After a long intensive day of speakers and/or training, a more casual opportunity for networking will be welcomed by most all attendees. Depending on the size and location of your event you may want to consider one or several of the following options: OWASP "meet up" at a local pub, OWASP gala dinner, Corporate-sponsored party, Guided site seeing tours, Group outing to a sporting event, etc. In many cases, you can include an optional fee to be paid to cover the costs of the event. In the case of a corporate sponsored event, the sponsor would cover the costs. Very often, however, an informal yet organized (planned) evening at the pub will be sufficient to facilitate networking among conference attendees and speakers. Be sure to remind everyone at the end of the last talk for the day of the location of the gathering, the cost (if any), and the start time for the next days' speakers. Whatever you plan, however, be sure to include some free time for people to do things on their own.

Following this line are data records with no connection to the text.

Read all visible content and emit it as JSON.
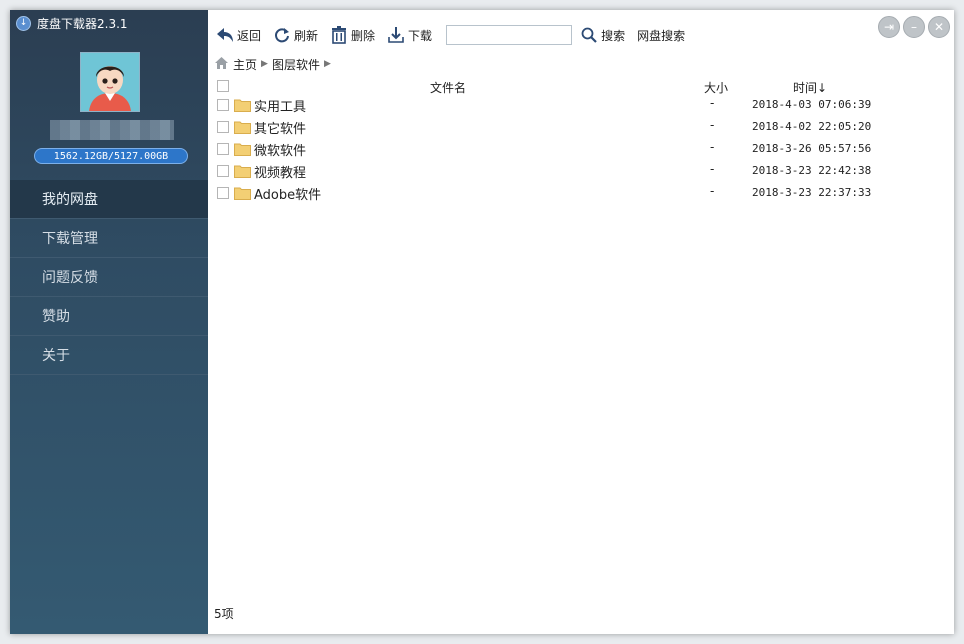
{
  "app": {
    "title": "度盘下载器2.3.1",
    "quota": "1562.12GB/5127.00GB"
  },
  "sidebar": {
    "items": [
      {
        "label": "我的网盘",
        "active": true
      },
      {
        "label": "下载管理"
      },
      {
        "label": "问题反馈"
      },
      {
        "label": "赞助"
      },
      {
        "label": "关于"
      }
    ]
  },
  "toolbar": {
    "back_label": "返回",
    "refresh_label": "刷新",
    "delete_label": "删除",
    "download_label": "下载",
    "search_value": "",
    "search_label": "搜索",
    "pan_search_label": "网盘搜索"
  },
  "breadcrumb": {
    "home": "主页",
    "current": "图层软件"
  },
  "table": {
    "headers": {
      "name": "文件名",
      "size": "大小",
      "time": "时间↓"
    },
    "rows": [
      {
        "name": "实用工具",
        "size": "-",
        "time": "2018-4-03 07:06:39"
      },
      {
        "name": "其它软件",
        "size": "-",
        "time": "2018-4-02 22:05:20"
      },
      {
        "name": "微软软件",
        "size": "-",
        "time": "2018-3-26 05:57:56"
      },
      {
        "name": "视频教程",
        "size": "-",
        "time": "2018-3-23 22:42:38"
      },
      {
        "name": "Adobe软件",
        "size": "-",
        "time": "2018-3-23 22:37:33"
      }
    ]
  },
  "status": {
    "count": "5项"
  },
  "colors": {
    "sidebar": "#2f4c63",
    "quota_bg": "#2d76c9",
    "folder": "#f3cf74"
  }
}
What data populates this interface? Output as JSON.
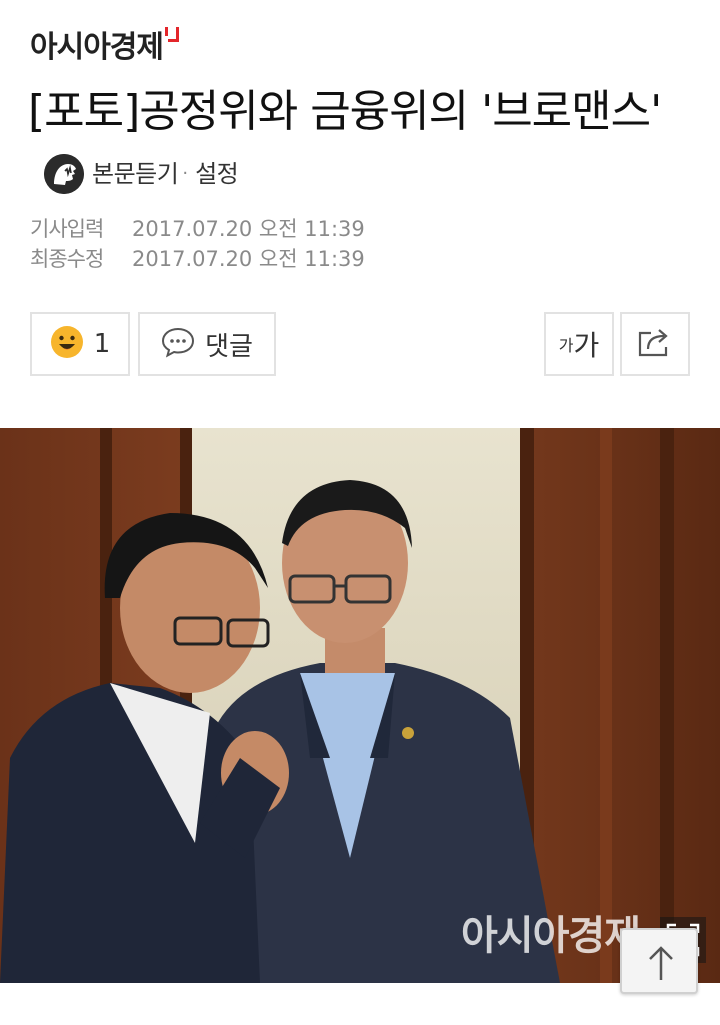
{
  "brand": {
    "name": "아시아경제"
  },
  "article": {
    "title": "[포토]공정위와 금융위의 '브로맨스'",
    "tts": {
      "listen_label": "본문듣기",
      "separator": "·",
      "settings_label": "설정",
      "icon": "audio-speaker-icon"
    },
    "meta": {
      "published_label": "기사입력",
      "published_value": "2017.07.20 오전 11:39",
      "modified_label": "최종수정",
      "modified_value": "2017.07.20 오전 11:39"
    }
  },
  "actions": {
    "reaction_count": "1",
    "reaction_icon": "smiley-icon",
    "comment_label": "댓글",
    "comment_icon": "speech-bubble-icon",
    "font_small": "가",
    "font_large": "가",
    "share_icon": "share-icon"
  },
  "photo": {
    "watermark": "아시아경제",
    "expand_icon": "expand-icon"
  },
  "scroll_top": {
    "icon": "arrow-up-icon"
  },
  "colors": {
    "brand_red": "#e3262b",
    "border": "#e2e2e2",
    "meta_gray": "#8a8a8a",
    "smiley": "#f7b52c"
  }
}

PLANNING The initial steps in planning are especially important to ensure success. Do all your homework early on. It is better to change course in the planning phase, than having to change things halfway through preparations. Care to do the necessary research and do not take anything for granted. Prepare well. Prepare for all possibilities. It is better to over-prepare than under-prepare. And remember, with humor all things get easier.
Establish preliminary event and dates
The amount of planning, committee work, advance deadlines, etc., in part, depends on the size event you are planning. A general rule is to allow about a month for every 20 participants. For example, if you are expecting 200 attendees, you should begin to prepare at least 10 months in advance.
The general dates and time of the event should be suggested by local variables as well as OWASP speaker availability. For example, it may not be a good idea to plan a conference in Wisconsin in January or Texas in August due to potential weather conditions. Check the OWASP conference schedule to make sure there are not any conflicting events. If you plan to invite out of town speakers, it’s best to arrange them months in advance. Good speakers and instructors are often booked up to a year in advance.
Consider the size and scope of your event. Small groups can be hosted nearly any time. But larger groups will require housing, transportation, and food services that might conflict with other events. Make sure to check the local community events to ensure there will be adequate access to these needs.
Having a cohesive, comprehensive plan for your event is key to the success of your event. While all plans change it is important to consider all of the elements listed in the following tabs when developing your conference planning package. Please have a look at the planning timeline that OWASP staff has developed to help you get started and keep track of your event.
Put together a team
Running a conference takes a lot more than you, your speakers and the audience. There are tons of other people that contribute behind the scenes to make sure everything goes smoothly. Figure out the places you’ll need help, and then look for the right people.